“What we are witnessing now is that virtually three-quarters of the important oil producing countries of the world are now past their peak. There is no argument about it whatsoever.
“What is under argument is how soon the remaining one-quarter will be able to slightly escalate their production. But even those oilfields won’t last forever.”
University of British Columbia civil engineering associate professor Robert Millar reckons that the peak is here now — but even if he’s off by a few years, he said, consumers are beginning to get a sense of what the impact will be upon their pocketbooks.
“Global production has been flat now for a year and a half or more, and demand continues to climb with world economic growth. We are seeing the consequence of that with higher prices,” said Millar.
He believes oil prices must remain high — or climb even higher — in order to slow the pace of consumption. “It’s hard to conclude that we are not looking at substantially higher oil and fuel costs in the future.”
Even some of Canada’s most bullish oil-watchers are conceding that the peak oil argument has merit.
Vincent Lauerman, senior economist for the Canadian Energy Rese0arch Institute, and author of CERI newsletter Geopolitics of Energy, isn’t quite ready to sell his car, but he agrees that the cost of running it has taken a permanent increase.
Lauerman said his outlook became more cautious after he heard a presentation by Jeremy Gilbert, the former chief petroleum engineer for British energy multinational British Petroleum (BP), at CERI’s annual oil conference in Calgary. “He was excellent. At that point I was definitely a resource optimist. But after hearing him, pondering and doing some further reading, I have joined the moderate camp,” Lauerman said.
From a Canadian perspective the peak may be further away than some imagine — particularly because world prices have moved well past the point at which more costly and unconventional reserves can be developed.
“Once you get up to $40 a barrel, it opens up a lot of oil that wasn’t even considered viable until the last couple of years.

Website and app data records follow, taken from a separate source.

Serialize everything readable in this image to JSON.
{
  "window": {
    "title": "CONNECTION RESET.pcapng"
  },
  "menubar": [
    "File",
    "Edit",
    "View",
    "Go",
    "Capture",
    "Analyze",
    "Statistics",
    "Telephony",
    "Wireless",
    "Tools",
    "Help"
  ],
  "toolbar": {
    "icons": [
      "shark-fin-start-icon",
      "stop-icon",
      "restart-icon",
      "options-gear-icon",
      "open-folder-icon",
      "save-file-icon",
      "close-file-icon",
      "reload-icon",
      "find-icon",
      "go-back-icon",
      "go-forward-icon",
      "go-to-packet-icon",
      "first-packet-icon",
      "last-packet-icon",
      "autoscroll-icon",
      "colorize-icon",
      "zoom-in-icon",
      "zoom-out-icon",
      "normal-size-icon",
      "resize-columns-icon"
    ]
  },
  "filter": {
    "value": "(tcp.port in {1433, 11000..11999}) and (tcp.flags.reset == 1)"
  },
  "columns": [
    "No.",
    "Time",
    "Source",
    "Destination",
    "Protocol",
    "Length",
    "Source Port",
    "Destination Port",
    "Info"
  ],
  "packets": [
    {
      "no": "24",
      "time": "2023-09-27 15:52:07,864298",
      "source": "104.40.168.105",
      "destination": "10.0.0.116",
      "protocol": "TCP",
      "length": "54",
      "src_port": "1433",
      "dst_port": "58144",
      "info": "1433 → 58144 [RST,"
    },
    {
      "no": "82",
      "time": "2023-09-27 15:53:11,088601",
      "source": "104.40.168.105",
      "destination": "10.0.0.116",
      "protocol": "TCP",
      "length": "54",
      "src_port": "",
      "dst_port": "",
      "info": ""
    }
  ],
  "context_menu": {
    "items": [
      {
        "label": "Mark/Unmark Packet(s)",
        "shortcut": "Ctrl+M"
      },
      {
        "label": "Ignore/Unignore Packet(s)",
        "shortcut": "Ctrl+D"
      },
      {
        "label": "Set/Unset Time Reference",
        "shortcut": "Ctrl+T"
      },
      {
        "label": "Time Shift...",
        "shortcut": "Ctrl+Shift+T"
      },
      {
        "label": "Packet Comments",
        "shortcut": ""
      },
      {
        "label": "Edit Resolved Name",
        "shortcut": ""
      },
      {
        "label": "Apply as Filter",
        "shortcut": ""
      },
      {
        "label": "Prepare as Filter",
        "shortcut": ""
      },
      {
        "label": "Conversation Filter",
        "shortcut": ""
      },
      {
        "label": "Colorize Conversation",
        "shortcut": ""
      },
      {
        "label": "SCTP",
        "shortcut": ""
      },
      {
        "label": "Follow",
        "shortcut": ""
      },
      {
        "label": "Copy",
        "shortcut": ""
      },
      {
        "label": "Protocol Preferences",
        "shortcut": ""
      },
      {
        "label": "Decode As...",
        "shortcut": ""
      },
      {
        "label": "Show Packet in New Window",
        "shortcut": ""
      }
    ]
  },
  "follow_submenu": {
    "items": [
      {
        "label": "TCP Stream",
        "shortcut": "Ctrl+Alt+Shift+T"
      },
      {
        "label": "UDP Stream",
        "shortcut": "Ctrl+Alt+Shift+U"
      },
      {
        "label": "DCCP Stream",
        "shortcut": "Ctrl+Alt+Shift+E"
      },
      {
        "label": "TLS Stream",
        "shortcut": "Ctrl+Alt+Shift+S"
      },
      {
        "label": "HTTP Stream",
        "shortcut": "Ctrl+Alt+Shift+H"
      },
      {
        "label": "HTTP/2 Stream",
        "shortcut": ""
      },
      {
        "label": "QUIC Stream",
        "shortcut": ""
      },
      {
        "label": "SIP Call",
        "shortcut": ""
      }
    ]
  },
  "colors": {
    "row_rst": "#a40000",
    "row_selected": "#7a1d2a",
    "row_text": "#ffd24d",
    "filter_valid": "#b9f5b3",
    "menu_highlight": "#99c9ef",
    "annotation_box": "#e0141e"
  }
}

The prime example are the oilsands in northern Alberta.”
2015 Project Global Oil Supply Deficit (sidebar)
A large deficit in global oil supply is predicted by 2015, according to chart provided by University of B.C. civil engineering associate professor Robert Millar, based on numbers from Association for the Study of Peak Oil.
Projected annual shortfall in oil supply by 2015:
– 22 million barrels per day, or eight gigabarrels per year, an amount that is equivalent to current total U.S. oil annual consumption.
That shortfall is also equivalent to:
– 13 times the projected 2006-2015 production increase from Alberta oilsands (according to Canadian Association of Petroleum Producers, 2005)
– 220 large (100,000 barrels per day) refinery plants converting coal into liquid fuel.
– 10 times the global vegetable oil production that could be converted to biodiesel fuel
– 1,500 one-gigawatt nuclear power plants.
© The Vancouver Sun 2006